Russia's economy holds up, but growing challenges test Putin
Western sanctions have hit Russian banks, wealthy individuals and technology imports. But after a year of far-reaching restrictions aimed at degrading Moscow’s war chest, economic life for ordinary Russians doesn’t look all that different than it did before the invasion of Ukraine.
There’s no mass unemployment, no plunging currency, no lines in front of failing banks. The assortment at the supermarket is little changed, with international brands still available or local substitutes taking their place.
Crowds might have thinned at some Moscow malls, but not drastically. Some foreign companies like McDonald’s and Starbucks have been taken over by local owners who slapped different names on essentially the same menu.
“Economically, nothing has changed,” said Vladimir Zharov, 53, who works in television. "I work as I used to work, I go shopping as I used to. Well, maybe the prices have risen a little bit, but not in such a way that it is very noticeable.”
Russia’s economy has weathered the West's unprecedented economic sanctions far better than expected. But with restrictions finally tightening on the Kremlin’s chief moneymaker — oil — the months ahead will be an even tougher test of President Vladimir Putin’s fortress economy.
Economists say sanctions on Russian fossil fuels only now taking full effect — such as a price cap on oil — should eat into earnings that fund the military's attacks on Ukraine. Some analysts predict signs of trouble — strained government finances or a sinking currency — could emerge in the coming months.

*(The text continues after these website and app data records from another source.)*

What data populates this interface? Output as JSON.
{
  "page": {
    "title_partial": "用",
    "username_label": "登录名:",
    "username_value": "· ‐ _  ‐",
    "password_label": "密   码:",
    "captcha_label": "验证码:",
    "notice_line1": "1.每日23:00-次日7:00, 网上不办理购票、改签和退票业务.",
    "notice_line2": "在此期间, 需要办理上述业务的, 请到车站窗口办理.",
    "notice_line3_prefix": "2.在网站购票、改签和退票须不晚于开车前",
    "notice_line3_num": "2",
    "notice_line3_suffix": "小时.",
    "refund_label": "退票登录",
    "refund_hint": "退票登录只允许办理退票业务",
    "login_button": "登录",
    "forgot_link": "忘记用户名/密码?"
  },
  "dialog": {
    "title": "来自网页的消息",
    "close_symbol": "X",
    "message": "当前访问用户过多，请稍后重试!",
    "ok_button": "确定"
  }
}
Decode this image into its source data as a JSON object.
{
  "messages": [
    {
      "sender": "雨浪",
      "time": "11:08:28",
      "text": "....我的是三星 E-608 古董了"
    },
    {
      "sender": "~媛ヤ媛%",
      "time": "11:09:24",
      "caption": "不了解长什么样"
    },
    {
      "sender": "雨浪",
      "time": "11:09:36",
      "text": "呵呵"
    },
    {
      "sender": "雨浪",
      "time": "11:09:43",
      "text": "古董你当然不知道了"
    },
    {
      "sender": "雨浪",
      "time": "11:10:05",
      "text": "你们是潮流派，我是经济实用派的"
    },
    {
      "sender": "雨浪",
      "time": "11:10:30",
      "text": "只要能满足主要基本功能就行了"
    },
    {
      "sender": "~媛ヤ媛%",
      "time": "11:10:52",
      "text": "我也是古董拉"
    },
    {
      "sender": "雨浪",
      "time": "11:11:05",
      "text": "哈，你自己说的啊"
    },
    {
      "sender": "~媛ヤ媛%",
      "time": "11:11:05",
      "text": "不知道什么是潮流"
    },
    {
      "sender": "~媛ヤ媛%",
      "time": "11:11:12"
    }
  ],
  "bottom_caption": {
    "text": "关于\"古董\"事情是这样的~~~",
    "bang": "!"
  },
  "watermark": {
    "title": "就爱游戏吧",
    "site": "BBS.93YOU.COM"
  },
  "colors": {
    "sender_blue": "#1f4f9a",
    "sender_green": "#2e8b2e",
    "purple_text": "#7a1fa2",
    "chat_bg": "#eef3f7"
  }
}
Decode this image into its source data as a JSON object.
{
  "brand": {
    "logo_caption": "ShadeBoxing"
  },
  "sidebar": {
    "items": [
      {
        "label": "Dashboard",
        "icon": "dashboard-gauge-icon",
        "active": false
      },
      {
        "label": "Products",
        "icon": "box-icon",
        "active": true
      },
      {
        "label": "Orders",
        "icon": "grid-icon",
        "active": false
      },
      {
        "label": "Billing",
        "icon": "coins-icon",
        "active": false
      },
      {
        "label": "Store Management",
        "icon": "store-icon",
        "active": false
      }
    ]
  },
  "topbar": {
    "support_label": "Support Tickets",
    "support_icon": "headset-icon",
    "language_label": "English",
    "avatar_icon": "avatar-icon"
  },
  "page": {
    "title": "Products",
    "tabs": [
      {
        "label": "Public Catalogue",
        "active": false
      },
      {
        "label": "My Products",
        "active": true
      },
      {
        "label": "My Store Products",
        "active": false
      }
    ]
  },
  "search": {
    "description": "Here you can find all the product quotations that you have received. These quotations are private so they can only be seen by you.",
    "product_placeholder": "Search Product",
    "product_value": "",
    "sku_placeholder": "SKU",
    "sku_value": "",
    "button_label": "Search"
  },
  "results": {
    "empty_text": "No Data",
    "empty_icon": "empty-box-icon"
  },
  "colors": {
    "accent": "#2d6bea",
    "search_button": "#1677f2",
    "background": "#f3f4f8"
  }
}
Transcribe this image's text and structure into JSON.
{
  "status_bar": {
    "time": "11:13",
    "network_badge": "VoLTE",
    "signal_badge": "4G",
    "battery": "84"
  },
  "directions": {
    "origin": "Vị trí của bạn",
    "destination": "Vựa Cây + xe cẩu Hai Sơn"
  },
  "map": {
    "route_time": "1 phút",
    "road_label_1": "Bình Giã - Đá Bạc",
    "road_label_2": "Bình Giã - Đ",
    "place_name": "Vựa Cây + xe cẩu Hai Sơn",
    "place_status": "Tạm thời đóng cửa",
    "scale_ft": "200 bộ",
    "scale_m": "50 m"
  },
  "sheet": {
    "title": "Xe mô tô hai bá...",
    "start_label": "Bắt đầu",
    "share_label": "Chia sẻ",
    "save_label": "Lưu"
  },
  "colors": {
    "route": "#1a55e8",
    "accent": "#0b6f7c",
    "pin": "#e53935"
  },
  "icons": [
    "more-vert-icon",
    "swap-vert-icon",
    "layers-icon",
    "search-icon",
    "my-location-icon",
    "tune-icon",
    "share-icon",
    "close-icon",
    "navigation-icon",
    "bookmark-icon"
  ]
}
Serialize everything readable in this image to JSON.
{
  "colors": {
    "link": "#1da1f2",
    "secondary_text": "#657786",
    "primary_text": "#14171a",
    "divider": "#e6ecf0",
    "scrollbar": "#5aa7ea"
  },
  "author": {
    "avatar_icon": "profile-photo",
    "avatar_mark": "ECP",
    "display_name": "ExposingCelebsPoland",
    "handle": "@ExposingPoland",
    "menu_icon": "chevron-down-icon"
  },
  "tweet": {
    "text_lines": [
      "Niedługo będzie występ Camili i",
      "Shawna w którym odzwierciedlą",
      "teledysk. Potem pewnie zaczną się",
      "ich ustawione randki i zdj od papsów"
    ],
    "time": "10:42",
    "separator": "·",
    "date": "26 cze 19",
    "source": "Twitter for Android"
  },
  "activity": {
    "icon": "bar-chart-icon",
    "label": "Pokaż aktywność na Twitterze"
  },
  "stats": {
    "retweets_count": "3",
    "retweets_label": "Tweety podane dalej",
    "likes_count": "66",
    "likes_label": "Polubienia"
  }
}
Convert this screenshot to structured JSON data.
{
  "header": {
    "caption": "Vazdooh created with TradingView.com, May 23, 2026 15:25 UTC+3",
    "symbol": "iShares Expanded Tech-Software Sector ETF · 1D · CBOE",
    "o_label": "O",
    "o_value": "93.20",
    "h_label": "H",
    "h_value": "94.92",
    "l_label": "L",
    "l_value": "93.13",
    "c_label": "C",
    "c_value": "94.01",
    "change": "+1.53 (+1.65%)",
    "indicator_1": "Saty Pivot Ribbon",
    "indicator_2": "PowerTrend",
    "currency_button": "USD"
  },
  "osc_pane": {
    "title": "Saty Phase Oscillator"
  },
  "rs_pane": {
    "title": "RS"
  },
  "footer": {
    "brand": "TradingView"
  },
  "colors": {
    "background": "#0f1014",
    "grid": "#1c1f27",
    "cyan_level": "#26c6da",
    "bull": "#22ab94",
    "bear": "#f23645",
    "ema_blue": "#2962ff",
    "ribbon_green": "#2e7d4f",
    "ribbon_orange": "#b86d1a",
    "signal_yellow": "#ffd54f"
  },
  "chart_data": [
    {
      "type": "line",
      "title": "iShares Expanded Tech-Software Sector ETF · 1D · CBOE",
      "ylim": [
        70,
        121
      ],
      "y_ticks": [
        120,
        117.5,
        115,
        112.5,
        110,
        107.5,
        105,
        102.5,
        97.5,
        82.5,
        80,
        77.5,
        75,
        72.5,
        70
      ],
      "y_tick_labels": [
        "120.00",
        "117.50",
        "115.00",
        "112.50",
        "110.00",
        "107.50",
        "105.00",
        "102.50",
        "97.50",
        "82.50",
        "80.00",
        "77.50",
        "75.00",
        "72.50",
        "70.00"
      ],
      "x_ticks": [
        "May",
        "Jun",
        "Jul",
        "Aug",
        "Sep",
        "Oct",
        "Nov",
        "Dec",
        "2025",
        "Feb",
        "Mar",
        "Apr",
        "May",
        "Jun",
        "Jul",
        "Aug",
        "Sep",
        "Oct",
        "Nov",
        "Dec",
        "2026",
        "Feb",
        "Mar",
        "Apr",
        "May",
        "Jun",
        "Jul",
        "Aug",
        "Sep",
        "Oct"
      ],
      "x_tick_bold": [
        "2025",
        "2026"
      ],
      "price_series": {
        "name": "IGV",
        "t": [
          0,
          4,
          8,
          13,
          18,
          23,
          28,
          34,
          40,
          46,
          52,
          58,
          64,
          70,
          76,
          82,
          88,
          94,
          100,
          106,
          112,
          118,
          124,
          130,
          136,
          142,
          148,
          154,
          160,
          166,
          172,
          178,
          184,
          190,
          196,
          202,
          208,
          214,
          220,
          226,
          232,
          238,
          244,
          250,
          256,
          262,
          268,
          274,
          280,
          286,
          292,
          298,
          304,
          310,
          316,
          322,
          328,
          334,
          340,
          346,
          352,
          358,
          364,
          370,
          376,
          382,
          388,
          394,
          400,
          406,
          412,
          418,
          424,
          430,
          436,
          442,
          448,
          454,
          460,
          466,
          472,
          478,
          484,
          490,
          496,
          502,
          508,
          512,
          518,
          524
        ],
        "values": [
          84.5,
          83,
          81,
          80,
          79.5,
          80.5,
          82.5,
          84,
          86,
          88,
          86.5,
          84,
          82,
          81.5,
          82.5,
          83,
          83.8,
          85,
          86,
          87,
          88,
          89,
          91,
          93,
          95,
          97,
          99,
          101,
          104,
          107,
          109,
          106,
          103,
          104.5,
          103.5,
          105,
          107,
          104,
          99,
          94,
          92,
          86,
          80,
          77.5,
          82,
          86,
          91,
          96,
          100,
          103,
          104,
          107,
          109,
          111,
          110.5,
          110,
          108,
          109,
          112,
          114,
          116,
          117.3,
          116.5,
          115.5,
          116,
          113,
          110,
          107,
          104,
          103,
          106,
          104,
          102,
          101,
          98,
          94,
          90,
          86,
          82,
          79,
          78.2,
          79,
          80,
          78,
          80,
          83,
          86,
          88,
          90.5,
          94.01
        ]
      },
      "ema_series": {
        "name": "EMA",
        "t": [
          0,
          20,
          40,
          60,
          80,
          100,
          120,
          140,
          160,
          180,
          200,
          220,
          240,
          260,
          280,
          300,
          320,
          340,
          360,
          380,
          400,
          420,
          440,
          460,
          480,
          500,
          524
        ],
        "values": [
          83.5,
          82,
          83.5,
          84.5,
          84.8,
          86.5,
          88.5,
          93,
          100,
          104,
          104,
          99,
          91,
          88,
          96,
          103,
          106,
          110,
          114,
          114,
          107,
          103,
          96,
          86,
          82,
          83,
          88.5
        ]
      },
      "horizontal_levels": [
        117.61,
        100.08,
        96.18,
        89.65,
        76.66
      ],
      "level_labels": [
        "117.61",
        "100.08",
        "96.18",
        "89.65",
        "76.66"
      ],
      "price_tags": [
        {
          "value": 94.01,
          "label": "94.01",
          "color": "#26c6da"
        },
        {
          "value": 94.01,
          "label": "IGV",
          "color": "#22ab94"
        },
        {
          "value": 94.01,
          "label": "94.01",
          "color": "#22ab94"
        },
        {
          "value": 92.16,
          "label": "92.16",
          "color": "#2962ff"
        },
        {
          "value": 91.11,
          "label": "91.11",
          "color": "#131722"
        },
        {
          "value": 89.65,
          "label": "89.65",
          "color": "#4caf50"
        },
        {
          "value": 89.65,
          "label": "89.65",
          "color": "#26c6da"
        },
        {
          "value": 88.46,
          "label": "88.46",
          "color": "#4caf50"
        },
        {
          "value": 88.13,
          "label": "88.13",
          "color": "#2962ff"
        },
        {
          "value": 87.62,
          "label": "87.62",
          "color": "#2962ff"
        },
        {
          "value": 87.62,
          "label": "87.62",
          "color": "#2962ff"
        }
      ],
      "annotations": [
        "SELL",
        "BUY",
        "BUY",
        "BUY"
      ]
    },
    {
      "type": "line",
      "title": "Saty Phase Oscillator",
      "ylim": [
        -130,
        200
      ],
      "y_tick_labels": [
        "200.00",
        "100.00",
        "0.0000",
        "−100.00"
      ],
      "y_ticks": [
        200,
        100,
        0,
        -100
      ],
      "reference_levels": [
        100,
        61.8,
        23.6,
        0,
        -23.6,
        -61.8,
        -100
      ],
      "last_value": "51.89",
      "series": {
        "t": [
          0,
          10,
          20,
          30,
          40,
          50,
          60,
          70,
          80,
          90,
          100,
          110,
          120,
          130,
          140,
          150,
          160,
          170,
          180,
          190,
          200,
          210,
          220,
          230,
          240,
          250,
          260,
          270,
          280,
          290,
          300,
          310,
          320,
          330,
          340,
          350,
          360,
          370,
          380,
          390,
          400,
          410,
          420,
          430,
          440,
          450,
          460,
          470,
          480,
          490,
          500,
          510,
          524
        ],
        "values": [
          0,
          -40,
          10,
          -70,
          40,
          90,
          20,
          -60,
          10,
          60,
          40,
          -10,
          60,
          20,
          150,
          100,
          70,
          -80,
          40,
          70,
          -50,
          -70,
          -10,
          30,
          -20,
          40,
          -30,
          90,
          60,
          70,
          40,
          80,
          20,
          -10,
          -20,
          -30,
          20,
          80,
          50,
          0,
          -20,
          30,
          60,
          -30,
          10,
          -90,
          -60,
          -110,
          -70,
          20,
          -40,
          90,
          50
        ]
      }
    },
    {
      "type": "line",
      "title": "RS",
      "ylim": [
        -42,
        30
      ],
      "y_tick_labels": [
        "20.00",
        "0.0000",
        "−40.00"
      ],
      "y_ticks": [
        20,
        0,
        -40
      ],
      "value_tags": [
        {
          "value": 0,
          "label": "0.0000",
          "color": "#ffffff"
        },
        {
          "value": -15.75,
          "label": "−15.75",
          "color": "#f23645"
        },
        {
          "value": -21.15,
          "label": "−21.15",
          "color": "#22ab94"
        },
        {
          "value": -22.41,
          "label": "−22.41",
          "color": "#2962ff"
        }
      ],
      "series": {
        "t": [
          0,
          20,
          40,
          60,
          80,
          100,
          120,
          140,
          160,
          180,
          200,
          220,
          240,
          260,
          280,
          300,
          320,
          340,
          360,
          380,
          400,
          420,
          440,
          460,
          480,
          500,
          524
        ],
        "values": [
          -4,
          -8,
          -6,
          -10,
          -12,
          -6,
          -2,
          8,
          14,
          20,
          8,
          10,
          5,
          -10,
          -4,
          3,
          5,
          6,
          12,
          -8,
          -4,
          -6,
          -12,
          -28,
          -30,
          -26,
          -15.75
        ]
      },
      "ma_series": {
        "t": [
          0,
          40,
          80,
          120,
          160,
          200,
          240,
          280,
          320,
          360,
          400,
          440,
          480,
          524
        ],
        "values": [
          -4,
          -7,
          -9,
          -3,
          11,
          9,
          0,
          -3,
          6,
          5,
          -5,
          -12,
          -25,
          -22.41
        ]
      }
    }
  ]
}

But other economists say the Kremlin has significant reserves of money that haven’t been hit by sanctions, while links to new trade partners in Asia have quickly taken shape. They say Russia isn’t likely to run out of money this year but instead...